The Update provides information of a general nature regarding legislative or other developments. None of the information contained herein is intended as legal advice or opinions relative to specific matters, facts, situations or issues. Additional facts, information or future developments may affect the subjects addressed in this document. You should consult with an attorney, accountant or DSWP planner about your particular circumstances before acting on any of this information because it may not be applicable to your situation.

Lincoln Financial Securities and Denk Strategic Wealth Partners and their representatives do not offer tax advice. Please see your tax professional regarding your individual needs.

*The indices are representative of domestic markets and include the average performance of groups of widely held common stocks. Individuals cannot invest directly in any index and unlike investments, indices do not incur management fees, charges, or expenses, therefore specific index returns will be higher. Past performance is not indicative of future results.

Ron Denk is a Registered Representative, offering investments through Lincoln Financial Securities Corporation, Member FINRA/SIPC.

Mr. Denk is also an Advisory Representative offering services through Denk Strategic Wealth Partners, a Registered Investment Advisor. Denk Strategic Wealth Partners is not affiliated with Lincoln Financial Securities Corporation.
Please see Denk Strategic Wealth Partners’ Client Relationship Summary here for succinct information about the relationships and services DSWP offers to retail investors, related fees and costs, specified conflicts of interest, standards of conduct, and disciplinary history, among other matters.

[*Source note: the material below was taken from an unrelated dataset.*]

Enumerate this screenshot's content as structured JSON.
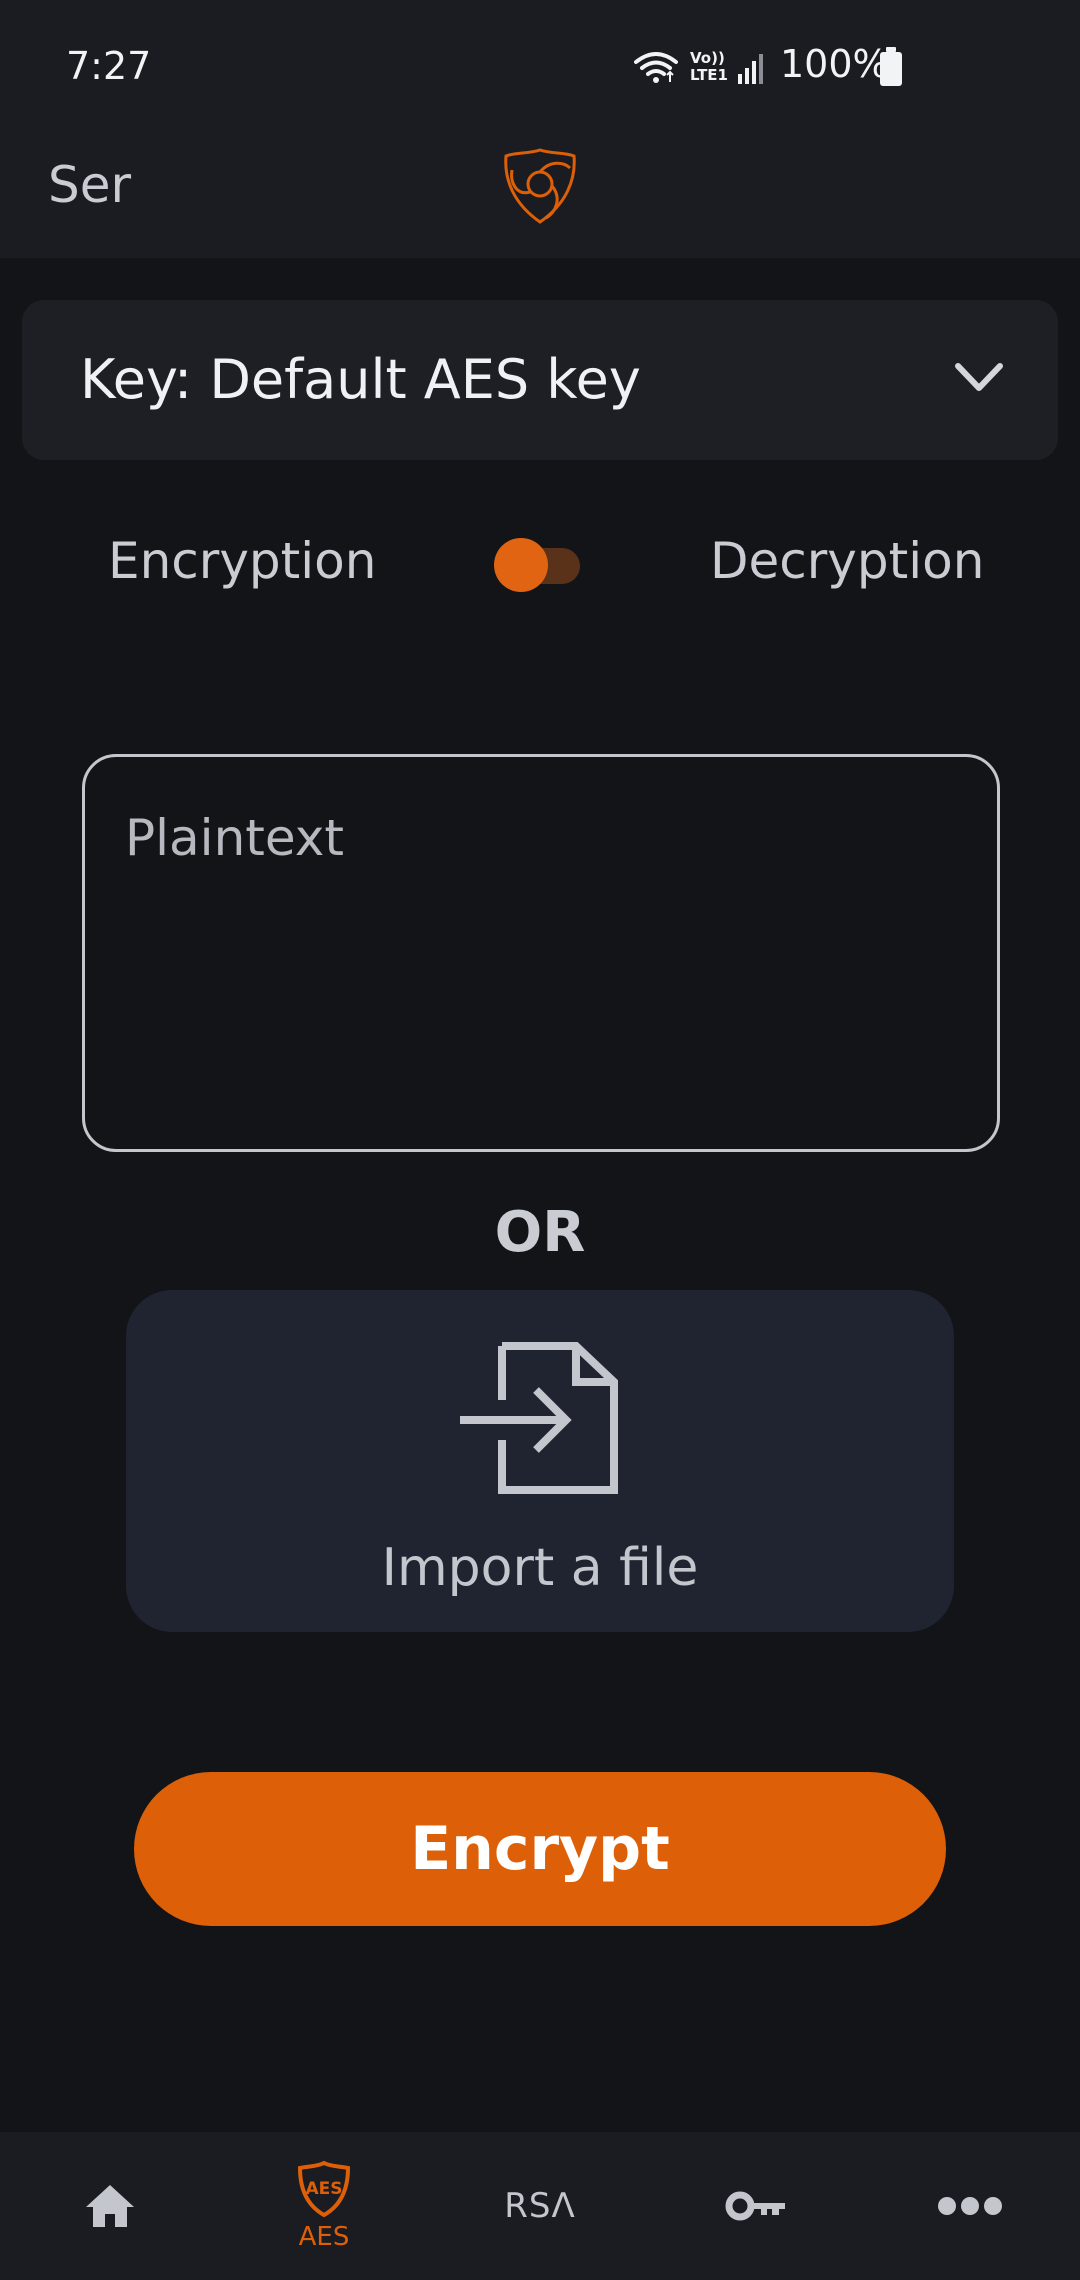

LFS’ Regulation Best Interest Disclosure Document, which describes LFS’ broker-dealer services, and other client disclosure documents can be found here <>.
Past performance is not a guarantee of future returns.